Posted Oct. 11, 2010

One of the most important aspects of wilderness and disaster survival, according to Dr. Jeffrey Pellegrino, is the ability to think logically and carefully in an emergency. One may know all the details and steps on how to dress a wound or perform CPR, but often times the individual will become shocked by the intensity of the situation and forget to take meaningful action.

profiles jeffery p redcross 2
The course addressed emergencies in all seasons.

Pellegrino, the assistant director of the Faculty Professional Development Center here at Kent State University, is not a man who forgets to take action. With an impressive resume, including working nationally with the Boy Scouts of America, Ohio Emergency Medical Services and the American Red Cross, Pellegrino has utilized both his love of adventure and knowledge in education to help the American Red Cross develop their Wilderness and Remote First Aid Program.

The course is based on the guidelines Pellegrino co-authored, as well as the books he wrote for the series. Most importantly, though, the course emphasizes the hands-on, practical experience.
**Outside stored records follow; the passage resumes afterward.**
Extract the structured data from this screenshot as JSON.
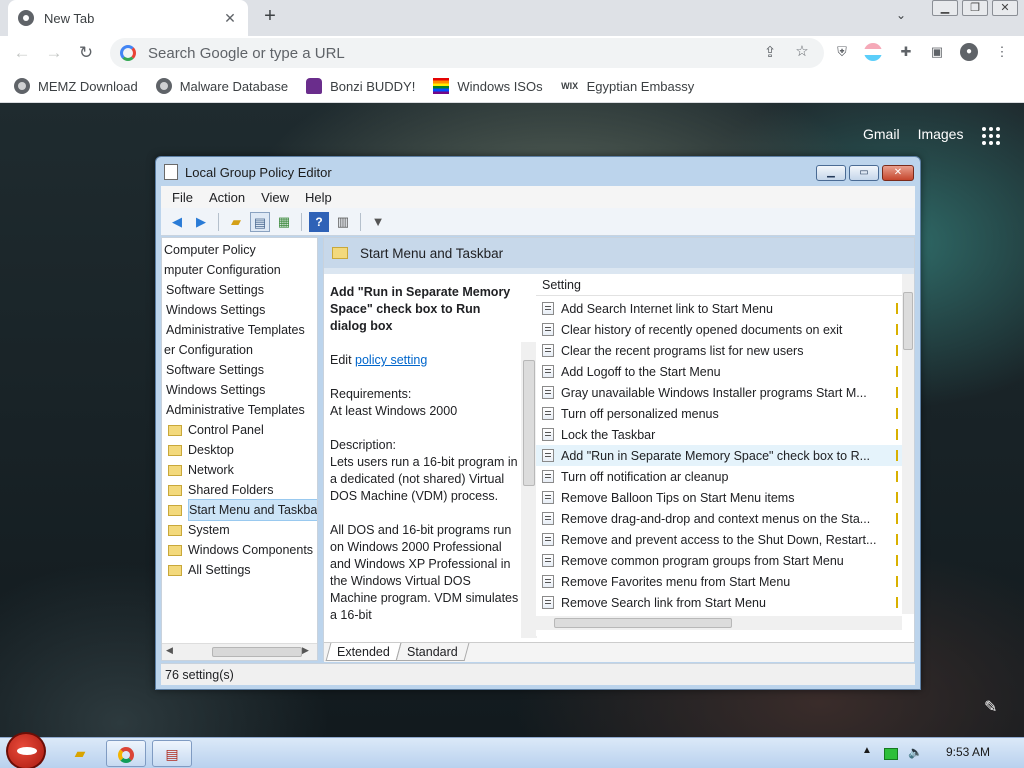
{
  "browser": {
    "tab_title": "New Tab",
    "tab_close": "✕",
    "new_tab": "+",
    "tab_search": "⌄",
    "window_buttons": [
      "▁",
      "❐",
      "✕"
    ],
    "omnibox_placeholder": "Search Google or type a URL",
    "bookmarks": [
      {
        "label": "MEMZ Download",
        "icon": "globe-icon"
      },
      {
        "label": "Malware Database",
        "icon": "globe-icon"
      },
      {
        "label": "Bonzi BUDDY!",
        "icon": "purple-gorilla-icon"
      },
      {
        "label": "Windows ISOs",
        "icon": "rainbow-flag-icon"
      },
      {
        "label": "Egyptian Embassy",
        "icon": "wix-icon"
      }
    ],
    "wix": "WIX"
  },
  "newtab_page": {
    "links": [
      "Gmail",
      "Images"
    ]
  },
  "gpe": {
    "title": "Local Group Policy Editor",
    "menu": [
      "File",
      "Action",
      "View",
      "Help"
    ],
    "tree": [
      {
        "label": "Computer Policy",
        "indent": 0,
        "folder": false
      },
      {
        "label": "mputer Configuration",
        "indent": 0,
        "folder": false
      },
      {
        "label": "Software Settings",
        "indent": 1,
        "folder": false
      },
      {
        "label": "Windows Settings",
        "indent": 1,
        "folder": false
      },
      {
        "label": "Administrative Templates",
        "indent": 1,
        "folder": false
      },
      {
        "label": "er Configuration",
        "indent": 0,
        "folder": false
      },
      {
        "label": "Software Settings",
        "indent": 1,
        "folder": false
      },
      {
        "label": "Windows Settings",
        "indent": 1,
        "folder": false
      },
      {
        "label": "Administrative Templates",
        "indent": 1,
        "folder": false
      },
      {
        "label": "Control Panel",
        "indent": 2,
        "folder": true
      },
      {
        "label": "Desktop",
        "indent": 2,
        "folder": true
      },
      {
        "label": "Network",
        "indent": 2,
        "folder": true
      },
      {
        "label": "Shared Folders",
        "indent": 2,
        "folder": true
      },
      {
        "label": "Start Menu and Taskbar",
        "indent": 2,
        "folder": true,
        "selected": true
      },
      {
        "label": "System",
        "indent": 2,
        "folder": true
      },
      {
        "label": "Windows Components",
        "indent": 2,
        "folder": true
      },
      {
        "label": "All Settings",
        "indent": 2,
        "folder": true
      }
    ],
    "pane_title": "Start Menu and Taskbar",
    "desc": {
      "title": "Add \"Run in Separate Memory Space\" check box to Run dialog box",
      "edit_prefix": "Edit ",
      "edit_link": "policy setting ",
      "req_label": "Requirements:",
      "req_value": "At least Windows 2000",
      "desc_label": "Description:",
      "desc_text": "Lets users run a 16-bit program in a dedicated (not shared) Virtual DOS Machine (VDM) process.",
      "desc_text2": "All DOS and 16-bit programs run on Windows 2000 Professional and Windows XP Professional in the Windows Virtual DOS Machine program. VDM simulates a 16-bit"
    },
    "list_header": "Setting",
    "settings": [
      "Add Search Internet link to Start Menu",
      "Clear history of recently opened documents on exit",
      "Clear the recent programs list for new users",
      "Add Logoff to the Start Menu",
      "Gray unavailable Windows Installer programs Start M...",
      "Turn off personalized menus",
      "Lock the Taskbar",
      "Add \"Run in Separate Memory Space\" check box to R...",
      "Turn off notification ar  cleanup",
      "Remove Balloon Tips on Start Menu items",
      "Remove drag-and-drop and context menus on the Sta...",
      "Remove and prevent access to the Shut Down, Restart...",
      "Remove common program groups from Start Menu",
      "Remove Favorites menu from Start Menu",
      "Remove Search link from Start Menu"
    ],
    "highlighted_index": 7,
    "tabs": [
      "Extended",
      "Standard"
    ],
    "status": "76 setting(s)"
  },
  "taskbar": {
    "clock": "9:53 AM"
  }
}
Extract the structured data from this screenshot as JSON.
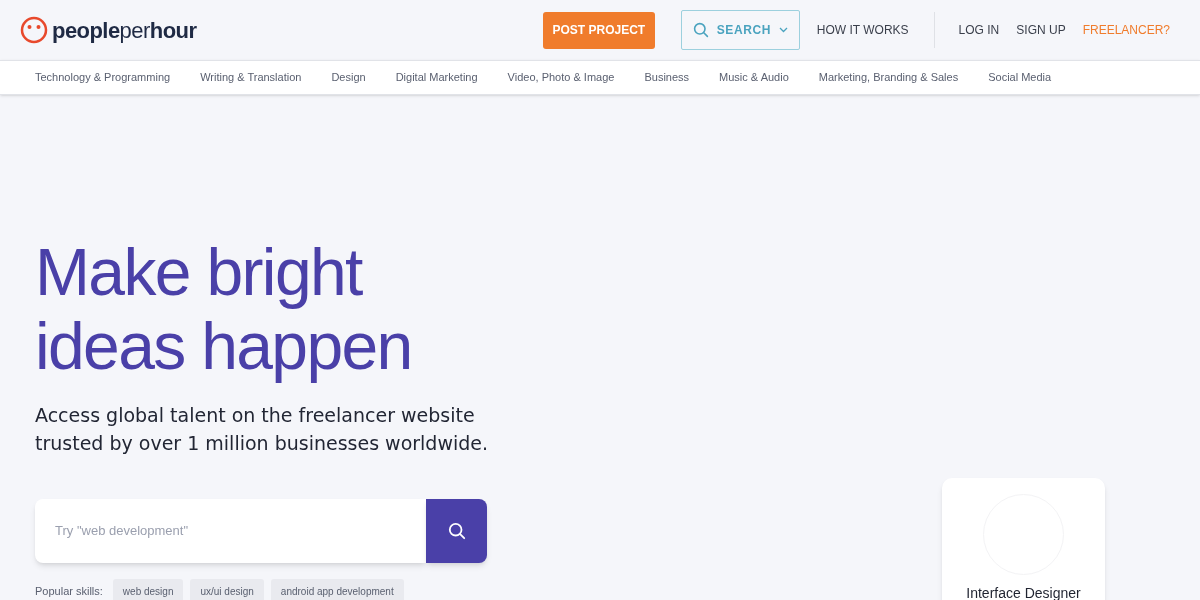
{
  "header": {
    "logo": "**people**per**hour**",
    "post_project": "POST PROJECT",
    "search": "SEARCH",
    "how_it_works": "HOW IT WORKS",
    "log_in": "LOG IN",
    "sign_up": "SIGN UP",
    "freelancer": "FREELANCER?"
  },
  "categories": [
    "Technology & Programming",
    "Writing & Translation",
    "Design",
    "Digital Marketing",
    "Video, Photo & Image",
    "Business",
    "Music & Audio",
    "Marketing, Branding & Sales",
    "Social Media"
  ],
  "hero": {
    "title_lines": [
      "Make bright",
      "ideas happen"
    ],
    "subtitle_lines": [
      "Access global talent on the freelancer website",
      "trusted by over 1 million businesses worldwide."
    ],
    "search_placeholder": "Try \"web development\"",
    "popular_label": "Popular skills:",
    "skills": [
      "web design",
      "ux/ui design",
      "android app development"
    ]
  },
  "card": {
    "title": "Interface Designer"
  }
}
"It's not about the techniques of first aid, but about how you think in an emergency," says Pellegrino. Thus, the course involves small group exercises where the participants role-play emergency situations. The scenarios become more and more intense as the course progresses, from recognizing minor emergencies to preventing them from becoming life-threatening.

Wilderness survival and remote first aid are not just skills needed in North America, however. In fact, Pellegrino recently worked with the Japanese Medical Society to help them allocate these first aid protocol and educational strategies in rural Japan.

Even the Pentagon has taken interest in his program, and they are picking it up "so every military base will theoretically have the program available" for base personnel and dependents, says Pellegrino.

The program emphasizes "feeling competent and confident", Pellegrino adds skills that are not only beneficial in the wilderness, but also in everyday life. Even a student or professor can find the course useful, as the strategies engage both college-aged students and professionals in developing critical thinking skills at critical times.

In his everyday life, Pellegrino works diligently both on and off campus to help enhance the Kent State experience and educate the community. Pellegrino believes that the Kent State University Faculty Professional Development Center has made tremendous strides in the name of education.

"What we do here really works", he says proudly.

For more information about the Wilderness and Remote First Aid Program, visit the American Red Cross of Summit and Portage Counties website at

For more information about the Faculty Professional Development Center, visit its website.

By Erin Dwinnells